At night, I became my wife’s superhero since I help her reposition the baby because she wants to sleep soundly. During weekends at daytime, I turn into a supernanny. I feed my wife while she breastfeeds or give her pillows to make her feel comfortable. I bathe the babies or change their diapers. I wear my daughters on a babysling. I love rocking them to sleep and letting them rest on my chest. This is one great joy of fatherhood.
For the first time in my life, I was looking at breasts in a different angle. The only concern I had when I was new to breastfeeding was that my wife breastfeeds anywhere even in public places without a single hint of hesitation. The first time I was profusely sweating because I wanted to cover her with a full blanket. But she didn’t seem bothered, so why should I be? Breastfeeding should be an acceptable practice not to be scorned at. Society should begin to look at the baby drawing nourishment and love from the mother rather than her partially exposed breast.
I guess I felt a little jealous of the time that my wife and my daughter spend in breastfeeding. But I refuse to believe that I was not part of it. I just worked a little harder to inject myself in the picture. Mothers and children have a natural bond of nine months in the womb. They bond again through breastfeeding. So, where is the father in the picture? Fathers should not be discounted. After all breastfeeding will never be successful without support. Remember some silly reason of women why they don’t breastfeed is to preserve original form for their husbands. Boobs are for the husbands while breast are designed not only for husband’s pleasure but also for baby’s food. What is a few years of sharing compared to a lifetime of immeasurable benefits?
As the breastfeeding relationship got easier it, it also got trickier. First she was a tiny little baby and then she suddenly turned into someone with a horrendous appetite for breastmilk that she refuses to detach from my wife’s areola. To my knowledge, that was the growth spurt when she turned into a very fat baby. From a well-behaved breastfeeder, she turned into a gymnast. She breastfeeds at different indescribable acrobatic positions. Each stage was always a challenge but each stage has also its rewards. Because of my support and my encouragement, my wife has successfully breastfed our two daughters for five years and counting. We are truly a breastfeeding family- a triad: father-mother-children! Fathers should never underestimate themselves. Their attitudes will either make or break the breastfeeding relationship.

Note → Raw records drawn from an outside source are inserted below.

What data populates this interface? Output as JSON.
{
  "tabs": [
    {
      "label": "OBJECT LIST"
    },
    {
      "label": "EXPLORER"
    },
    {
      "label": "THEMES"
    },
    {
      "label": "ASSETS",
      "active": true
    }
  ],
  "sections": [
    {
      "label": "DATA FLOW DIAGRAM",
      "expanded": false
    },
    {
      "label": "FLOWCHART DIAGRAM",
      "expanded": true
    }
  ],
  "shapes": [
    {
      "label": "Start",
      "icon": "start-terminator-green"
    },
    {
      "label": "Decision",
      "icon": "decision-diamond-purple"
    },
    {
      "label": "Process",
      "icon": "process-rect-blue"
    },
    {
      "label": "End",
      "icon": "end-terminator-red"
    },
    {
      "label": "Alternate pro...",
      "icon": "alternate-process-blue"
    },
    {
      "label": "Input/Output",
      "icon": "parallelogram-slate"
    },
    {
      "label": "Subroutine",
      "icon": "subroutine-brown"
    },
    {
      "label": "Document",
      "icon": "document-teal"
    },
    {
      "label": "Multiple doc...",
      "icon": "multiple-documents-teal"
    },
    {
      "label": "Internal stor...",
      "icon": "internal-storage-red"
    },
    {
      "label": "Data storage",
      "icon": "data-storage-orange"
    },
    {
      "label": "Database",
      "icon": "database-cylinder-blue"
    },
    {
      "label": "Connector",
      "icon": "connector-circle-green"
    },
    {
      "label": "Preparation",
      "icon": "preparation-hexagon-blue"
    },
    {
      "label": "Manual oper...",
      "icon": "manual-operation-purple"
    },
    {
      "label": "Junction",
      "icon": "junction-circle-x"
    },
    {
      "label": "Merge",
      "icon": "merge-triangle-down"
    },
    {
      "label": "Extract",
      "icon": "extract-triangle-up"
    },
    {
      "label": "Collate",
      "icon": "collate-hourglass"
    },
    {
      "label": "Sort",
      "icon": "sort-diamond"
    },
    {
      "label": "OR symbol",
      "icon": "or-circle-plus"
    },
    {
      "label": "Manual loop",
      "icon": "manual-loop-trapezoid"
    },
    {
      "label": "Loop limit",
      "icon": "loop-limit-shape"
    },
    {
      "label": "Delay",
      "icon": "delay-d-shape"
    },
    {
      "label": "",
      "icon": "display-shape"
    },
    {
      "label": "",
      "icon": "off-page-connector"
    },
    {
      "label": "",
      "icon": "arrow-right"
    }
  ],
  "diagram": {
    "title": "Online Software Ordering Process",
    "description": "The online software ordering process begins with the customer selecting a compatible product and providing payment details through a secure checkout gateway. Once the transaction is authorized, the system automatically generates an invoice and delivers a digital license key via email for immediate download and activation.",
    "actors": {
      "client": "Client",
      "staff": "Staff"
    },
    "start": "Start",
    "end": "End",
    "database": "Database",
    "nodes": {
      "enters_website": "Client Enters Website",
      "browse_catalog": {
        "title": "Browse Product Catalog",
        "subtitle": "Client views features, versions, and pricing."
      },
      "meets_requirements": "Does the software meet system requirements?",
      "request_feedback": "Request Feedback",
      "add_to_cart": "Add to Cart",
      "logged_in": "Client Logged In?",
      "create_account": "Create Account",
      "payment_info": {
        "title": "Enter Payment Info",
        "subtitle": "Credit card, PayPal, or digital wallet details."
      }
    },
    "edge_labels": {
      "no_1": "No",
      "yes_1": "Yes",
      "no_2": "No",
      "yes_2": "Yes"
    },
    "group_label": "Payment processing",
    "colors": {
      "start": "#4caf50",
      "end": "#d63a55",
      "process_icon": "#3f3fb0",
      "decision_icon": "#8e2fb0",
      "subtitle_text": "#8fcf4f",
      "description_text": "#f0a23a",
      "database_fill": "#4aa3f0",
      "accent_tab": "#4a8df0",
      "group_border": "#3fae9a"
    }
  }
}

You always reap more than you’ve sown. My daughters are very attached to me. We love spending our Sundays playing at UP sunken garden. During playtime, they would prefer me over their mom because they like rumble and tumble. Unlike my colleagues who are always taking emergency leaves to bring their children to the doctors, my daughters’ immunity is in tiptop shape. They’re very easy to teach and quite smart as I might add. My vows of marriage were strengthened through breastfeeding. Through thick and thin, I was there to support my wife, loving her in so many different ways.
As a breastfeeding father for more than five years, I can say that I now belong to the upper managerial position.